The week of February 24th is National Eating Disorders Awareness week. Five to ten million Americans are directly affected by eating disorders. Check out http://www.nationaleatingdisorders.org/ for some great info. Here are some tips I gleaned from the website about what parents can do to promote a positive body image and help prevent eating disorders:
*Practice taking people seriously for what they say, feel, and do, not for how slender or "well put together" they appear.
*Help children appreciate and resist the ways in which television, magazines, and other media distort the true diversity of human body types and imply that a slender body means power, excitement, popularity, or perfection.
*Encourage your children to be active and to enjoy what their bodies can do and feel like.
*Do not talk about or behave as if you are constantly dieting.
*Convey to children that weight and appearance are not the most critical aspects of their identity and self-worth.
*Discourage the idea that a particular diet or body size will automatically lead to happiness and fulfillment.

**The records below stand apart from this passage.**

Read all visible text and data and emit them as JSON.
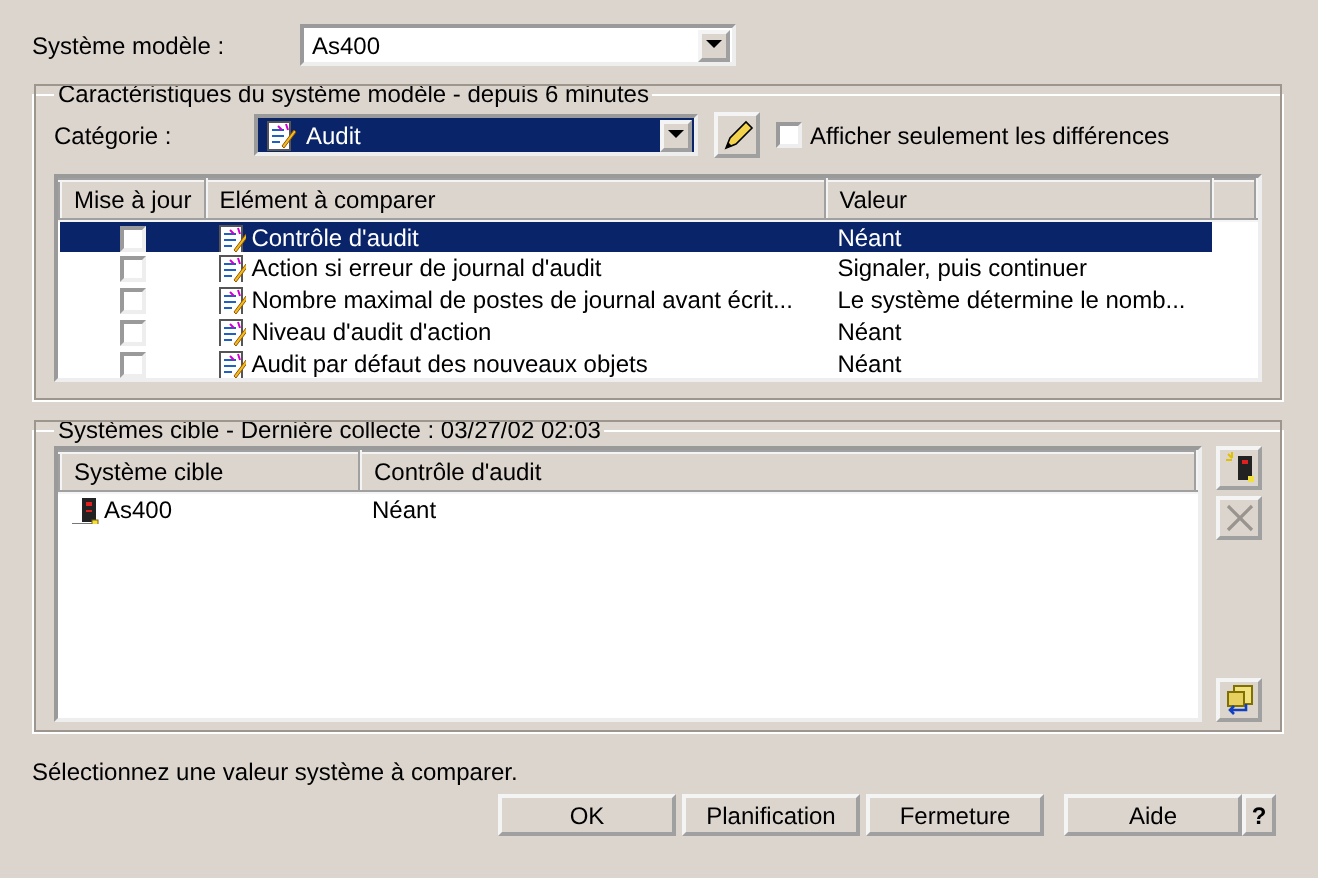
{
  "model_system": {
    "label": "Système modèle :",
    "value": "As400"
  },
  "characteristics": {
    "title": "Caractéristiques du système modèle - depuis 6 minutes",
    "category": {
      "label": "Catégorie :",
      "value": "Audit"
    },
    "show_differences": {
      "label": "Afficher seulement les différences",
      "checked": false
    },
    "table": {
      "columns": [
        "Mise à jour",
        "Elément à comparer",
        "Valeur"
      ],
      "rows": [
        {
          "update": false,
          "element": "Contrôle d'audit",
          "value": "Néant",
          "selected": true
        },
        {
          "update": false,
          "element": "Action si erreur de journal d'audit",
          "value": "Signaler, puis continuer",
          "selected": false
        },
        {
          "update": false,
          "element": "Nombre maximal de postes de journal avant écrit...",
          "value": "Le système détermine le nomb...",
          "selected": false
        },
        {
          "update": false,
          "element": "Niveau d'audit d'action",
          "value": "Néant",
          "selected": false
        },
        {
          "update": false,
          "element": "Audit par défaut des nouveaux objets",
          "value": "Néant",
          "selected": false
        }
      ]
    }
  },
  "targets": {
    "title": "Systèmes cible - Dernière collecte : 03/27/02 02:03",
    "table": {
      "columns": [
        "Système cible",
        "Contrôle d'audit"
      ],
      "rows": [
        {
          "system": "As400",
          "value": "Néant",
          "selected": false
        }
      ]
    },
    "side_buttons": [
      {
        "kind": "add",
        "disabled": false
      },
      {
        "kind": "remove",
        "disabled": true
      },
      {
        "kind": "import",
        "disabled": false
      }
    ]
  },
  "status": "Sélectionnez une valeur système à comparer.",
  "buttons": [
    {
      "label": "OK",
      "kind": "wide"
    },
    {
      "label": "Planification",
      "kind": "wide"
    },
    {
      "label": "Fermeture",
      "kind": "wide"
    },
    {
      "label": "Aide",
      "kind": "wide"
    },
    {
      "label": "?",
      "kind": "narrow"
    }
  ]
}
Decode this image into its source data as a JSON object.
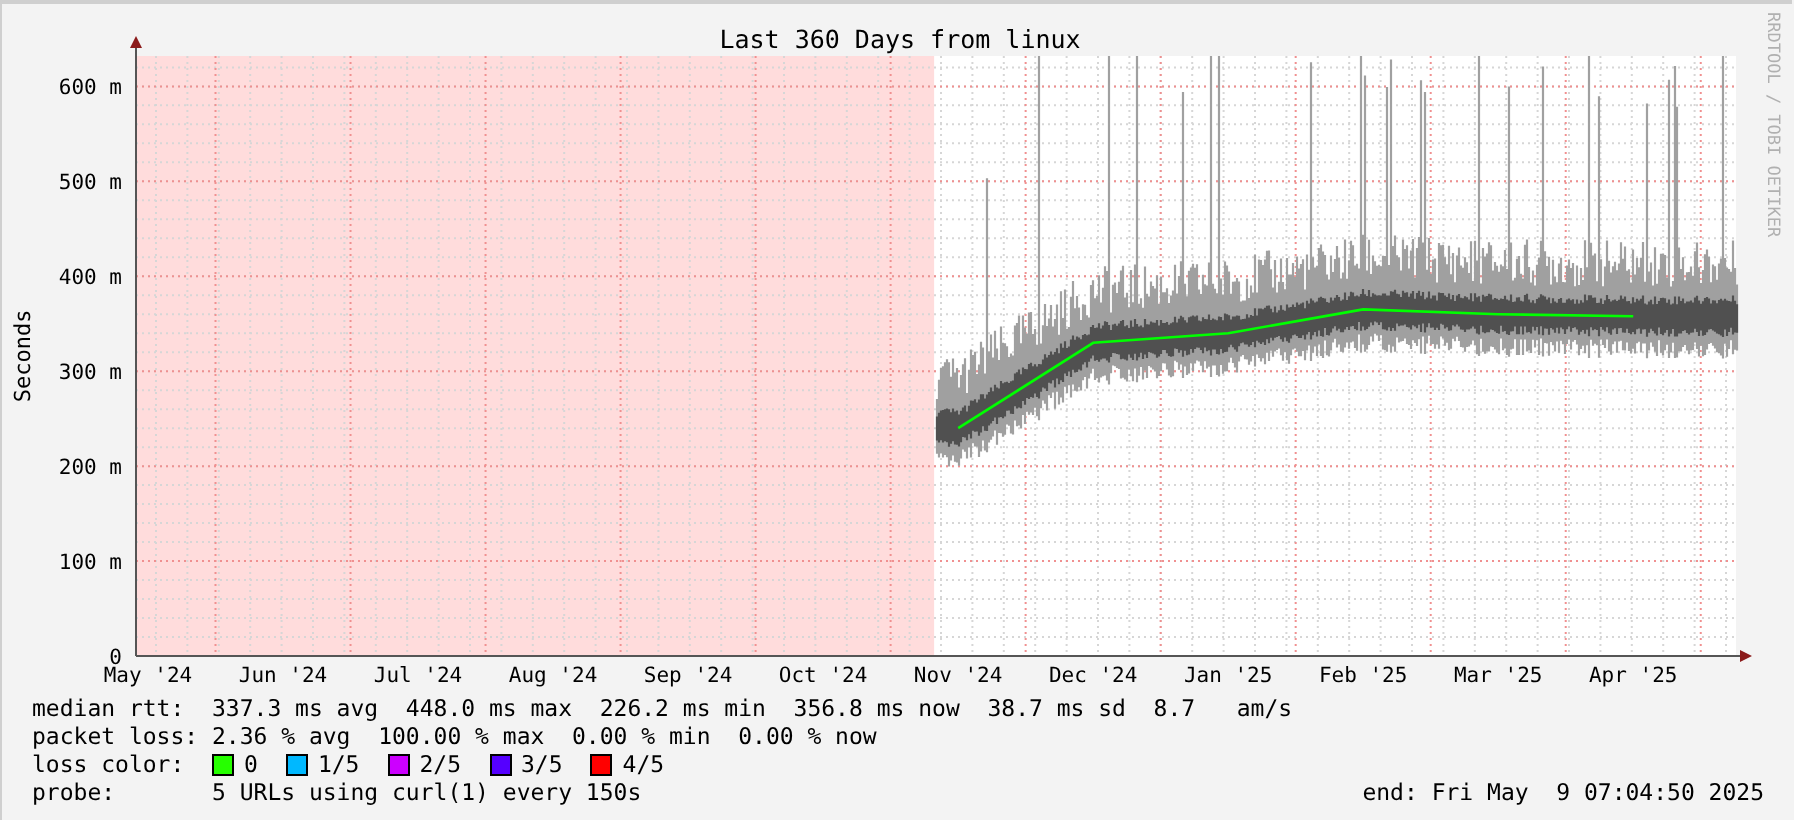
{
  "graph": {
    "title": "Last 360 Days from linux",
    "credit": "RRDTOOL / TOBI OETIKER",
    "chart_data": {
      "type": "line",
      "ylabel": "Seconds",
      "categories": [
        "May '24",
        "Jun '24",
        "Jul '24",
        "Aug '24",
        "Sep '24",
        "Oct '24",
        "Nov '24",
        "Dec '24",
        "Jan '25",
        "Feb '25",
        "Mar '25",
        "Apr '25"
      ],
      "series": [
        {
          "name": "median rtt:",
          "color": "#00ff00",
          "values": [
            null,
            null,
            null,
            null,
            null,
            null,
            240,
            330,
            340,
            365,
            360,
            358
          ]
        }
      ],
      "ylim": [
        0,
        632
      ],
      "grid": true,
      "yticks": [
        {
          "value": 0,
          "label": "0"
        },
        {
          "value": 100,
          "label": "100 m"
        },
        {
          "value": 200,
          "label": "200 m"
        },
        {
          "value": 300,
          "label": "300 m"
        },
        {
          "value": 400,
          "label": "400 m"
        },
        {
          "value": 500,
          "label": "500 m"
        },
        {
          "value": 600,
          "label": "600 m"
        }
      ]
    }
  },
  "legend": {
    "rtt": "337.3 ms avg  448.0 ms max  226.2 ms min  356.8 ms now  38.7 ms sd  8.7   am/s",
    "rows": [
      {
        "label": "packet loss:",
        "text": "2.36 % avg  100.00 % max  0.00 % min  0.00 % now"
      }
    ],
    "loss_label": "loss color:",
    "loss_colors": [
      {
        "label": "0",
        "color": "#26ff00"
      },
      {
        "label": "1/5",
        "color": "#00b8ff"
      },
      {
        "label": "2/5",
        "color": "#cc00ff"
      },
      {
        "label": "3/5",
        "color": "#5500ff"
      },
      {
        "label": "4/5",
        "color": "#ff0000"
      }
    ],
    "probe_label": "probe:",
    "probe": "5 URLs using curl(1) every 150s",
    "end": "end: Fri May  9 07:04:50 2025"
  }
}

*Don't constantly criticize your own shape ("my butt looks so big in these pants", etc.).
*Don't support pornography or other "institutions" that cast women as objects for the pleasure of men.
*(specifically for men) Demonstrate a respect for women as they age, in order to work against the cultural glorification of youth and a tightly controlled ideal body type. (Why is that only men should become distinguished as they age, while women become wrinkled and need face lifts?).
It is such a struggle to maintain a healthy attitude about our bodies. The pictures of women on magazine covers are airbrushed and enhanced. Many models and celebrities we admire have resorted to different "enhancements" and "jobs" to fit the "ideal" body which has been created, not to mention they probably have enough time and money to work out 2 hours a day with a personal trainer. What I would love to see is more "everyday" people in the media, people of different shapes and sizes, people who have disabilities, more people of different races, and more women who are older than 40 and actually look like they've aged (ever feel like once an actress reaches 40, she is almost never seen again?).
Yes, I do believe in establishing healthy eating and exercise habits, so that we are taking care of our bodies. But the messages of the media would often have us feeling that we are never good enough, creating in us a discontent and a void, causing us to feel that we are never thin enough, stylish enough, or pretty enough (and yes, outward appearance is of the utmost importance in our image-obsessed culture). I can speak from personal experience that being thin is not inevitably associated with greater life happiness. During my adult years, I have been underweight, overweight, and normal-weight for different periods of time. When I weighed less, I was no happier than when I weighed more. Happiness for me has been much more closely linked to the quality of my relationships, my spirituality, good health habits, and my level of gratitude.
After reading and thinking about women's bodies and the messages we receive each day, I feel there is a greater need than ever to examine how we view ourselves and each other. We definitely have to filter and criticize the unrealistic images we are continually viewing. By so doing, hopefully we can feel more self-acceptance and more peace with the imperfect, beautiful bodies given to us by God."